Exercise brief
A word-for-word printout of the listing below is needed.

Data supplied
——
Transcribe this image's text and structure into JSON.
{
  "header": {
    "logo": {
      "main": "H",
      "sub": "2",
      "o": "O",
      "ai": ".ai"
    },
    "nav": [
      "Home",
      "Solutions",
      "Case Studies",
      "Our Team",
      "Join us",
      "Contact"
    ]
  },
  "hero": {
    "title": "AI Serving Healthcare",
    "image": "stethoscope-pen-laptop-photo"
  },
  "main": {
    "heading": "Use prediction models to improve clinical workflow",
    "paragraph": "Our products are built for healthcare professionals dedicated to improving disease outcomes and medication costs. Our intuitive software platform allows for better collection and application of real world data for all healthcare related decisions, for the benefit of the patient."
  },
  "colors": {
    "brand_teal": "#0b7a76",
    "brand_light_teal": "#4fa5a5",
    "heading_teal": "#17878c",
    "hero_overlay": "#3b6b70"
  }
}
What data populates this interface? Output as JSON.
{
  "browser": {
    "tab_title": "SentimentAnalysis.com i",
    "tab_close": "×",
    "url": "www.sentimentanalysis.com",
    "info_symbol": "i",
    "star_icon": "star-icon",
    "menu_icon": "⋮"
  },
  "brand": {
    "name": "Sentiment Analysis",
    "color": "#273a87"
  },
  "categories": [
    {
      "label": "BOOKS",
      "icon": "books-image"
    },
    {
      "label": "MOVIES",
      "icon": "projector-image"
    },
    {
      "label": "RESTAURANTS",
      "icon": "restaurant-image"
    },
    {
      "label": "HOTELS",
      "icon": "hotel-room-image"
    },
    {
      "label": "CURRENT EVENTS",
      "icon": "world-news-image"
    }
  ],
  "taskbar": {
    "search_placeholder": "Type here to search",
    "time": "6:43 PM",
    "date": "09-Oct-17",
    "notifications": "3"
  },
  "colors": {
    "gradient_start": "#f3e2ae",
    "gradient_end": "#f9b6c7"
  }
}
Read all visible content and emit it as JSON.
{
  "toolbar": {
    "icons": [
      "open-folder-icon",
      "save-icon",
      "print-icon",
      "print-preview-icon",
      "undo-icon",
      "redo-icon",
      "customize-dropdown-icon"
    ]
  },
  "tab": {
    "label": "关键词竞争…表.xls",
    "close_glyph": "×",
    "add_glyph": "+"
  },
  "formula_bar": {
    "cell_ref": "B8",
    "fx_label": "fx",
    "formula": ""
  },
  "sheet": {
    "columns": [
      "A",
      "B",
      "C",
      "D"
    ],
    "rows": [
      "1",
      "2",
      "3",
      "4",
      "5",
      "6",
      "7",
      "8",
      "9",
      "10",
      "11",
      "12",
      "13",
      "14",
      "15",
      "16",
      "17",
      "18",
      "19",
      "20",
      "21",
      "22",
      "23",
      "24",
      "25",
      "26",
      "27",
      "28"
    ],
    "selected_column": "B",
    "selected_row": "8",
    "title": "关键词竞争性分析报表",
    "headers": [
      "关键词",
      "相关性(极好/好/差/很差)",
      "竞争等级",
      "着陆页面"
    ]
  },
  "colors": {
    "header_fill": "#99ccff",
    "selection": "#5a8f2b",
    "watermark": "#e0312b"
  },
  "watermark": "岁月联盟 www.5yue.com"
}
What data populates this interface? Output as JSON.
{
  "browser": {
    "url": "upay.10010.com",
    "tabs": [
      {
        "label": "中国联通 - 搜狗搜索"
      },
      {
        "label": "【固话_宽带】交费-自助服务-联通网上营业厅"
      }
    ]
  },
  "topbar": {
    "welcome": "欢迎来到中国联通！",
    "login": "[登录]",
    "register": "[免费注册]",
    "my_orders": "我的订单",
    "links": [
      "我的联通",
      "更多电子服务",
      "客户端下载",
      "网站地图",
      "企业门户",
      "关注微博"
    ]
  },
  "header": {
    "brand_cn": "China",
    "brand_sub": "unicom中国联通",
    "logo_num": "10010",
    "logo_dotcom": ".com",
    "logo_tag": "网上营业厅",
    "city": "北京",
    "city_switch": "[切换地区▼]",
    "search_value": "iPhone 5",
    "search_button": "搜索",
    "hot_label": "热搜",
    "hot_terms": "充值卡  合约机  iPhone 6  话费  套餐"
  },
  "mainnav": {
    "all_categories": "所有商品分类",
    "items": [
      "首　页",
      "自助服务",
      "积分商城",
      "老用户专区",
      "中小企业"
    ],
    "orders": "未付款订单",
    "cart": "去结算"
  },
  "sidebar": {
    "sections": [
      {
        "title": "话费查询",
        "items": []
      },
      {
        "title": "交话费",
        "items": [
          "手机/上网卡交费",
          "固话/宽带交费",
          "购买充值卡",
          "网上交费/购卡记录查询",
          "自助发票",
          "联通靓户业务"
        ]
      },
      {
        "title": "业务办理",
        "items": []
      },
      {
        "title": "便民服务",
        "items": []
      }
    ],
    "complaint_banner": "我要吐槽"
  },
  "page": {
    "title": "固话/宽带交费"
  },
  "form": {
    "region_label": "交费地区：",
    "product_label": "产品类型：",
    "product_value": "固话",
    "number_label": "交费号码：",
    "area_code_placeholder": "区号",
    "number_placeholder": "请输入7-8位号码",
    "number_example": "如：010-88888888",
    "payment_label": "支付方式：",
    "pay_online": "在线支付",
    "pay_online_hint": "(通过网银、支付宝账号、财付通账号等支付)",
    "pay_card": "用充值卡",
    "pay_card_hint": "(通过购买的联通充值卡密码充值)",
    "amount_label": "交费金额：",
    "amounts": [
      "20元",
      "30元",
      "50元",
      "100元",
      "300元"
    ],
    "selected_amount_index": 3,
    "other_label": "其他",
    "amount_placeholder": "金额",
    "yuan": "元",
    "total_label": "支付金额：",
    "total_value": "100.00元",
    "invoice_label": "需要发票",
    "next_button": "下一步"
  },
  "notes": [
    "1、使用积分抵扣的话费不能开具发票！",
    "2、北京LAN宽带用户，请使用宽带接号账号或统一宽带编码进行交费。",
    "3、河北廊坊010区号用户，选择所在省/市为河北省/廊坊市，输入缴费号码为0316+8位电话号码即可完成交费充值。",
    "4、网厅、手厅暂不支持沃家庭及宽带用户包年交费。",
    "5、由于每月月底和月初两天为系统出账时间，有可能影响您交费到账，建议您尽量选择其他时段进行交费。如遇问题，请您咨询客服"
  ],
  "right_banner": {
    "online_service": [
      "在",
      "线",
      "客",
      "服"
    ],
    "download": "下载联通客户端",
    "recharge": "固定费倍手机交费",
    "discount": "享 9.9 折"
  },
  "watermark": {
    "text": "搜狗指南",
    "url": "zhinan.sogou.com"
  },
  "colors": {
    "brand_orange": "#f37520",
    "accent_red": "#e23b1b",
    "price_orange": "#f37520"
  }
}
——
Output below
Transcribe this image's text and structure into JSON.
{
  "header": {
    "logo": {
      "main": "H",
      "sub": "2",
      "o": "O",
      "ai": ".ai"
    },
    "nav": [
      "Home",
      "Solutions",
      "Case Studies",
      "Our Team",
      "Join us",
      "Contact"
    ]
  },
  "hero": {
    "title": "AI Serving Healthcare",
    "image": "stethoscope-pen-laptop-photo"
  },
  "main": {
    "heading": "Use prediction models to improve clinical workflow",
    "paragraph": "Our products are built for healthcare professionals dedicated to improving disease outcomes and medication costs. Our intuitive software platform allows for better collection and application of real world data for all healthcare related decisions, for the benefit of the patient."
  },
  "colors": {
    "brand_teal": "#0b7a76",
    "brand_light_teal": "#4fa5a5",
    "heading_teal": "#17878c",
    "hero_overlay": "#3b6b70"
  }
}
What data populates this interface? Output as JSON.
{
  "browser": {
    "tab_title": "SentimentAnalysis.com i",
    "tab_close": "×",
    "url": "www.sentimentanalysis.com",
    "info_symbol": "i",
    "star_icon": "star-icon",
    "menu_icon": "⋮"
  },
  "brand": {
    "name": "Sentiment Analysis",
    "color": "#273a87"
  },
  "categories": [
    {
      "label": "BOOKS",
      "icon": "books-image"
    },
    {
      "label": "MOVIES",
      "icon": "projector-image"
    },
    {
      "label": "RESTAURANTS",
      "icon": "restaurant-image"
    },
    {
      "label": "HOTELS",
      "icon": "hotel-room-image"
    },
    {
      "label": "CURRENT EVENTS",
      "icon": "world-news-image"
    }
  ],
  "taskbar": {
    "search_placeholder": "Type here to search",
    "time": "6:43 PM",
    "date": "09-Oct-17",
    "notifications": "3"
  },
  "colors": {
    "gradient_start": "#f3e2ae",
    "gradient_end": "#f9b6c7"
  }
}
Read all visible content and emit it as JSON.
{
  "toolbar": {
    "icons": [
      "open-folder-icon",
      "save-icon",
      "print-icon",
      "print-preview-icon",
      "undo-icon",
      "redo-icon",
      "customize-dropdown-icon"
    ]
  },
  "tab": {
    "label": "关键词竞争…表.xls",
    "close_glyph": "×",
    "add_glyph": "+"
  },
  "formula_bar": {
    "cell_ref": "B8",
    "fx_label": "fx",
    "formula": ""
  },
  "sheet": {
    "columns": [
      "A",
      "B",
      "C",
      "D"
    ],
    "rows": [
      "1",
      "2",
      "3",
      "4",
      "5",
      "6",
      "7",
      "8",
      "9",
      "10",
      "11",
      "12",
      "13",
      "14",
      "15",
      "16",
      "17",
      "18",
      "19",
      "20",
      "21",
      "22",
      "23",
      "24",
      "25",
      "26",
      "27",
      "28"
    ],
    "selected_column": "B",
    "selected_row": "8",
    "title": "关键词竞争性分析报表",
    "headers": [
      "关键词",
      "相关性(极好/好/差/很差)",
      "竞争等级",
      "着陆页面"
    ]
  },
  "colors": {
    "header_fill": "#99ccff",
    "selection": "#5a8f2b",
    "watermark": "#e0312b"
  },
  "watermark": "岁月联盟 www.5yue.com"
}
What data populates this interface? Output as JSON.
{
  "browser": {
    "url": "upay.10010.com",
    "tabs": [
      {
        "label": "中国联通 - 搜狗搜索"
      },
      {
        "label": "【固话_宽带】交费-自助服务-联通网上营业厅"
      }
    ]
  },
  "topbar": {
    "welcome": "欢迎来到中国联通！",
    "login": "[登录]",
    "register": "[免费注册]",
    "my_orders": "我的订单",
    "links": [
      "我的联通",
      "更多电子服务",
      "客户端下载",
      "网站地图",
      "企业门户",
      "关注微博"
    ]
  },
  "header": {
    "brand_cn": "China",
    "brand_sub": "unicom中国联通",
    "logo_num": "10010",
    "logo_dotcom": ".com",
    "logo_tag": "网上营业厅",
    "city": "北京",
    "city_switch": "[切换地区▼]",
    "search_value": "iPhone 5",
    "search_button": "搜索",
    "hot_label": "热搜",
    "hot_terms": "充值卡  合约机  iPhone 6  话费  套餐"
  },
  "mainnav": {
    "all_categories": "所有商品分类",
    "items": [
      "首　页",
      "自助服务",
      "积分商城",
      "老用户专区",
      "中小企业"
    ],
    "orders": "未付款订单",
    "cart": "去结算"
  },
  "sidebar": {
    "sections": [
      {
        "title": "话费查询",
        "items": []
      },
      {
        "title": "交话费",
        "items": [
          "手机/上网卡交费",
          "固话/宽带交费",
          "购买充值卡",
          "网上交费/购卡记录查询",
          "自助发票",
          "联通靓户业务"
        ]
      },
      {
        "title": "业务办理",
        "items": []
      },
      {
        "title": "便民服务",
        "items": []
      }
    ],
    "complaint_banner": "我要吐槽"
  },
  "page": {
    "title": "固话/宽带交费"
  },
  "form": {
    "region_label": "交费地区：",
    "product_label": "产品类型：",
    "product_value": "固话",
    "number_label": "交费号码：",
    "area_code_placeholder": "区号",
    "number_placeholder": "请输入7-8位号码",
    "number_example": "如：010-88888888",
    "payment_label": "支付方式：",
    "pay_online": "在线支付",
    "pay_online_hint": "(通过网银、支付宝账号、财付通账号等支付)",
    "pay_card": "用充值卡",
    "pay_card_hint": "(通过购买的联通充值卡密码充值)",
    "amount_label": "交费金额：",
    "amounts": [
      "20元",
      "30元",
      "50元",
      "100元",
      "300元"
    ],
    "selected_amount_index": 3,
    "other_label": "其他",
    "amount_placeholder": "金额",
    "yuan": "元",
    "total_label": "支付金额：",
    "total_value": "100.00元",
    "invoice_label": "需要发票",
    "next_button": "下一步"
  },
  "notes": [
    "1、使用积分抵扣的话费不能开具发票！",
    "2、北京LAN宽带用户，请使用宽带接号账号或统一宽带编码进行交费。",
    "3、河北廊坊010区号用户，选择所在省/市为河北省/廊坊市，输入缴费号码为0316+8位电话号码即可完成交费充值。",
    "4、网厅、手厅暂不支持沃家庭及宽带用户包年交费。",
    "5、由于每月月底和月初两天为系统出账时间，有可能影响您交费到账，建议您尽量选择其他时段进行交费。如遇问题，请您咨询客服"
  ],
  "right_banner": {
    "online_service": [
      "在",
      "线",
      "客",
      "服"
    ],
    "download": "下载联通客户端",
    "recharge": "固定费倍手机交费",
    "discount": "享 9.9 折"
  },
  "watermark": {
    "text": "搜狗指南",
    "url": "zhinan.sogou.com"
  },
  "colors": {
    "brand_orange": "#f37520",
    "accent_red": "#e23b1b",
    "price_orange": "#f37520"
  }
}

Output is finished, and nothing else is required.